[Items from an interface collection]
-- Opening Marker --
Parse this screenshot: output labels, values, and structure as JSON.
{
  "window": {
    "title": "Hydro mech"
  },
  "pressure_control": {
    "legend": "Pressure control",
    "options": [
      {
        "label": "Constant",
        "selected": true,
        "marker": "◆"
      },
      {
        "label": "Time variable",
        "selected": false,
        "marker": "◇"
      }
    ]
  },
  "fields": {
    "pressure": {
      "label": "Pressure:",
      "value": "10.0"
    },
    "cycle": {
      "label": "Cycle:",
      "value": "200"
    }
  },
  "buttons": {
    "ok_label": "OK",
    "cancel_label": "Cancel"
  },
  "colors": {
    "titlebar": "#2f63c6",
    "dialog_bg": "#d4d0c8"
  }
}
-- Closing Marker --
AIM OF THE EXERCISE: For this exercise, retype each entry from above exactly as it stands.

OUTPUT BELOW:
Parse this screenshot: output labels, values, and structure as JSON.
{
  "window": {
    "title": "Hydro mech"
  },
  "pressure_control": {
    "legend": "Pressure control",
    "options": [
      {
        "label": "Constant",
        "selected": true,
        "marker": "◆"
      },
      {
        "label": "Time variable",
        "selected": false,
        "marker": "◇"
      }
    ]
  },
  "fields": {
    "pressure": {
      "label": "Pressure:",
      "value": "10.0"
    },
    "cycle": {
      "label": "Cycle:",
      "value": "200"
    }
  },
  "buttons": {
    "ok_label": "OK",
    "cancel_label": "Cancel"
  },
  "colors": {
    "titlebar": "#2f63c6",
    "dialog_bg": "#d4d0c8"
  }
}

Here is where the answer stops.